[Website and app data records]

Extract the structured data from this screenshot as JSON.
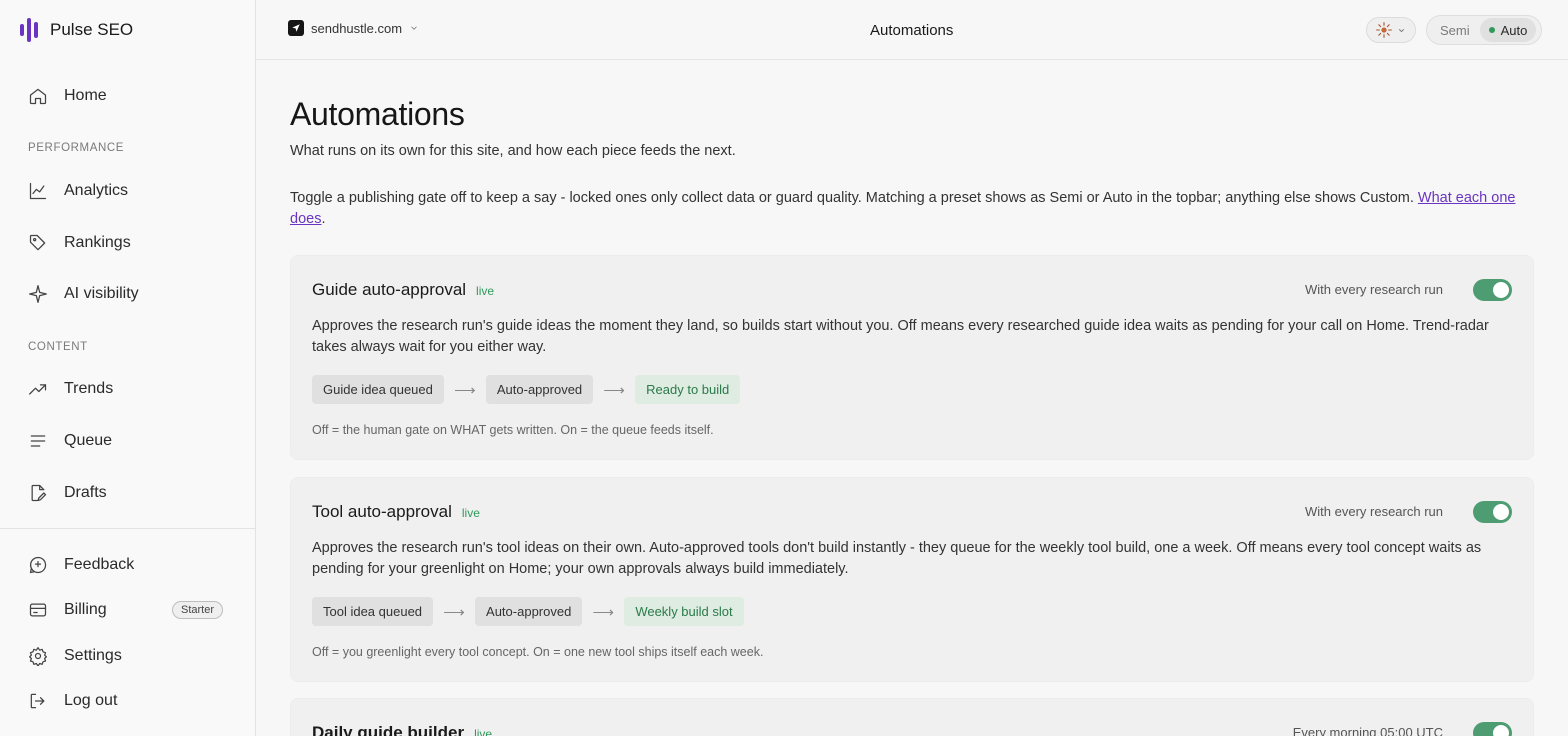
{
  "app": {
    "name": "Pulse SEO",
    "brand_color": "#6a35c2"
  },
  "sidebar": {
    "items_top": [
      {
        "label": "Home",
        "icon": "home-icon"
      }
    ],
    "sections": [
      {
        "label": "PERFORMANCE",
        "items": [
          {
            "label": "Analytics",
            "icon": "chart-line-icon"
          },
          {
            "label": "Rankings",
            "icon": "tag-icon"
          },
          {
            "label": "AI visibility",
            "icon": "sparkle-icon"
          }
        ]
      },
      {
        "label": "CONTENT",
        "items": [
          {
            "label": "Trends",
            "icon": "trend-up-icon"
          },
          {
            "label": "Queue",
            "icon": "list-icon"
          },
          {
            "label": "Drafts",
            "icon": "draft-icon"
          }
        ]
      }
    ],
    "bottom": [
      {
        "label": "Feedback",
        "icon": "feedback-icon"
      },
      {
        "label": "Billing",
        "icon": "card-icon",
        "badge": "Starter"
      },
      {
        "label": "Settings",
        "icon": "gear-icon"
      },
      {
        "label": "Log out",
        "icon": "logout-icon"
      }
    ]
  },
  "topbar": {
    "site": "sendhustle.com",
    "title": "Automations",
    "mode_options": [
      "Semi",
      "Auto"
    ],
    "mode_selected": "Auto"
  },
  "page": {
    "title": "Automations",
    "subtitle": "What runs on its own for this site, and how each piece feeds the next.",
    "note": "Toggle a publishing gate off to keep a say - locked ones only collect data or guard quality. Matching a preset shows as Semi or Auto in the topbar; anything else shows Custom. ",
    "note_link": "What each one does",
    "note_end": "."
  },
  "cards": [
    {
      "title": "Guide auto-approval",
      "status": "live",
      "schedule": "With every research run",
      "enabled": true,
      "description": "Approves the research run's guide ideas the moment they land, so builds start without you. Off means every researched guide idea waits as pending for your call on Home. Trend-radar takes always wait for you either way.",
      "flow": [
        "Guide idea queued",
        "Auto-approved",
        "Ready to build"
      ],
      "arrow": "⟶",
      "footnote": "Off = the human gate on WHAT gets written. On = the queue feeds itself."
    },
    {
      "title": "Tool auto-approval",
      "status": "live",
      "schedule": "With every research run",
      "enabled": true,
      "description": "Approves the research run's tool ideas on their own. Auto-approved tools don't build instantly - they queue for the weekly tool build, one a week. Off means every tool concept waits as pending for your greenlight on Home; your own approvals always build immediately.",
      "flow": [
        "Tool idea queued",
        "Auto-approved",
        "Weekly build slot"
      ],
      "arrow": "⟶",
      "footnote": "Off = you greenlight every tool concept. On = one new tool ships itself each week."
    },
    {
      "title": "Daily guide builder",
      "status": "live",
      "schedule": "Every morning 05:00 UTC",
      "enabled": true
    }
  ]
}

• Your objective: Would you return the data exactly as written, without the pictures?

• Answer box:
Extract the structured data from this screenshot as JSON.
{
  "app": {
    "name": "Pulse SEO",
    "brand_color": "#6a35c2"
  },
  "sidebar": {
    "items_top": [
      {
        "label": "Home",
        "icon": "home-icon"
      }
    ],
    "sections": [
      {
        "label": "PERFORMANCE",
        "items": [
          {
            "label": "Analytics",
            "icon": "chart-line-icon"
          },
          {
            "label": "Rankings",
            "icon": "tag-icon"
          },
          {
            "label": "AI visibility",
            "icon": "sparkle-icon"
          }
        ]
      },
      {
        "label": "CONTENT",
        "items": [
          {
            "label": "Trends",
            "icon": "trend-up-icon"
          },
          {
            "label": "Queue",
            "icon": "list-icon"
          },
          {
            "label": "Drafts",
            "icon": "draft-icon"
          }
        ]
      }
    ],
    "bottom": [
      {
        "label": "Feedback",
        "icon": "feedback-icon"
      },
      {
        "label": "Billing",
        "icon": "card-icon",
        "badge": "Starter"
      },
      {
        "label": "Settings",
        "icon": "gear-icon"
      },
      {
        "label": "Log out",
        "icon": "logout-icon"
      }
    ]
  },
  "topbar": {
    "site": "sendhustle.com",
    "title": "Automations",
    "mode_options": [
      "Semi",
      "Auto"
    ],
    "mode_selected": "Auto"
  },
  "page": {
    "title": "Automations",
    "subtitle": "What runs on its own for this site, and how each piece feeds the next.",
    "note": "Toggle a publishing gate off to keep a say - locked ones only collect data or guard quality. Matching a preset shows as Semi or Auto in the topbar; anything else shows Custom. ",
    "note_link": "What each one does",
    "note_end": "."
  },
  "cards": [
    {
      "title": "Guide auto-approval",
      "status": "live",
      "schedule": "With every research run",
      "enabled": true,
      "description": "Approves the research run's guide ideas the moment they land, so builds start without you. Off means every researched guide idea waits as pending for your call on Home. Trend-radar takes always wait for you either way.",
      "flow": [
        "Guide idea queued",
        "Auto-approved",
        "Ready to build"
      ],
      "arrow": "⟶",
      "footnote": "Off = the human gate on WHAT gets written. On = the queue feeds itself."
    },
    {
      "title": "Tool auto-approval",
      "status": "live",
      "schedule": "With every research run",
      "enabled": true,
      "description": "Approves the research run's tool ideas on their own. Auto-approved tools don't build instantly - they queue for the weekly tool build, one a week. Off means every tool concept waits as pending for your greenlight on Home; your own approvals always build immediately.",
      "flow": [
        "Tool idea queued",
        "Auto-approved",
        "Weekly build slot"
      ],
      "arrow": "⟶",
      "footnote": "Off = you greenlight every tool concept. On = one new tool ships itself each week."
    },
    {
      "title": "Daily guide builder",
      "status": "live",
      "schedule": "Every morning 05:00 UTC",
      "enabled": true
    }
  ]
}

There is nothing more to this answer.